NWT Reindeer Herding

During the early 1920s, the federal government began receiving disturbing reports from field observations that northern caribou populations were in steep decline. This meant that the Inuvialuit of the western Arctic and Inuit further east would soon be impacted. The Americans had faced the same problem in Alaska in the early 1890s. They brought in a large herd of European reindeer and attempted to establish reindeer herding as a way of life for the Inuit of northern Alaska.

In 1929 the Canadian government followed suit and entered a contract with a company in Nome, Alaska, to deliver 3000 reindeer to the Canadian Arctic. In March 1935, after a five-year trek across northern Alaska and the Yukon, 2370 reindeer arrived in the Mackenzie Delta.

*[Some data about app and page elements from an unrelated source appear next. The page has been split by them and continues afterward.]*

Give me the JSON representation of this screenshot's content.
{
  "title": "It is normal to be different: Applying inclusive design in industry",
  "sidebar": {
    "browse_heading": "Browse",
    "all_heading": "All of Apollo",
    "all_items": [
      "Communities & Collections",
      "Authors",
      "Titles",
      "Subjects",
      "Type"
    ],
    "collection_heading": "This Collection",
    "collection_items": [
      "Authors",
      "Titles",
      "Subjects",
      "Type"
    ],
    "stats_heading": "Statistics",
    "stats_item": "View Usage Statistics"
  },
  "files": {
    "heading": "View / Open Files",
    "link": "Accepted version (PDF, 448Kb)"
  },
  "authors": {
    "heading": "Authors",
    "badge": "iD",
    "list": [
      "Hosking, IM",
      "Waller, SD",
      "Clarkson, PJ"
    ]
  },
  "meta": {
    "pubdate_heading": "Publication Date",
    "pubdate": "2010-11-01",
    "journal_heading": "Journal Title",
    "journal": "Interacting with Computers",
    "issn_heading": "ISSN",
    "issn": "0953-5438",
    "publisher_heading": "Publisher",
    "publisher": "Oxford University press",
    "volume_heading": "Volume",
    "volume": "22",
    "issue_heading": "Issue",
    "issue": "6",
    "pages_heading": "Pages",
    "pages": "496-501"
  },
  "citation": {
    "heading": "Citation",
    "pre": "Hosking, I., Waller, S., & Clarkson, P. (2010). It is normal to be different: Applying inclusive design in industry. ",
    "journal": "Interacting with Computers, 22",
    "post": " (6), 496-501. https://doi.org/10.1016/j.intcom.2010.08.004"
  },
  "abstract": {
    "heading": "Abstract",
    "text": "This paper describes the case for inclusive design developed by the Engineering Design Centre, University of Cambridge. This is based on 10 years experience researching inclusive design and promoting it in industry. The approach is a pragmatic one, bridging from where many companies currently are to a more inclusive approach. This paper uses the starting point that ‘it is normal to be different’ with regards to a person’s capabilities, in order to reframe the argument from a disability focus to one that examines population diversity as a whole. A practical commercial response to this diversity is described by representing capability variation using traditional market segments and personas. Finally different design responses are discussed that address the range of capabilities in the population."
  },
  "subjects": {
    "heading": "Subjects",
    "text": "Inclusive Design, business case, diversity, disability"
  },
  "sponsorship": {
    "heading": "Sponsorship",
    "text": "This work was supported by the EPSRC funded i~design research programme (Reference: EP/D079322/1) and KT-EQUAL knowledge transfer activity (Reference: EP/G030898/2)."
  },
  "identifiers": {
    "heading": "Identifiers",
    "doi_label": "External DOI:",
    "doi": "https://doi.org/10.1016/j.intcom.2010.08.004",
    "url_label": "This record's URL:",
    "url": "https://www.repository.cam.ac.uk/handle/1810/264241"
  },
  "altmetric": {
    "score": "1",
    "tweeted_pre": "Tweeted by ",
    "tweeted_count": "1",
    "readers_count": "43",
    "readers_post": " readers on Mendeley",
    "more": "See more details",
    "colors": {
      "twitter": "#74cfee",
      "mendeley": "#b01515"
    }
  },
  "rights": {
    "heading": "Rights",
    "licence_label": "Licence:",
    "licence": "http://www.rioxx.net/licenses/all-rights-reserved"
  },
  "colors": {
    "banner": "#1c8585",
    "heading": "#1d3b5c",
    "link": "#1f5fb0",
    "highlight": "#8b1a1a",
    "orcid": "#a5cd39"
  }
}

During a three-year apprenticeship program, the government planned to take young Inuvialuit from church-run residential schools and train them in reindeer husbandry and herding techniques. Each program graduate would then be responsible for a herd of reindeer and set up in an area east of the Mackenzie Delta near Reindeer Station, where they would take care of these reindeer and sell the offspring. This sounded like a good plan, but the financial return, even from a herd of a thousand animals, was much less than one could make as a hunter and trapper. Reindeer herding was also difficult and lonely. Only two men came forward to become apprentices during the first few years of operation.

From 1935 through to the mid-1950s, only seven independent herds were established. During those 20 years, many setbacks occurred, including the drowning of several crucial Inuvialuit reindeer herd managers on the schooner Calla in September 1944.

The government experiment gradually declined over the latter half of the 1950s. The end for this program came about due to the lure of good-paying construction jobs on two major northern projects, the Distant Early Warning (DEW) Line and the construction of the new town of Inuvik. In 1960, the federal government admitted defeat, and the herd was sold. There is one remaining herd in the Inuvik area, managed by the Inuvialuit Regional Corporation since 2021.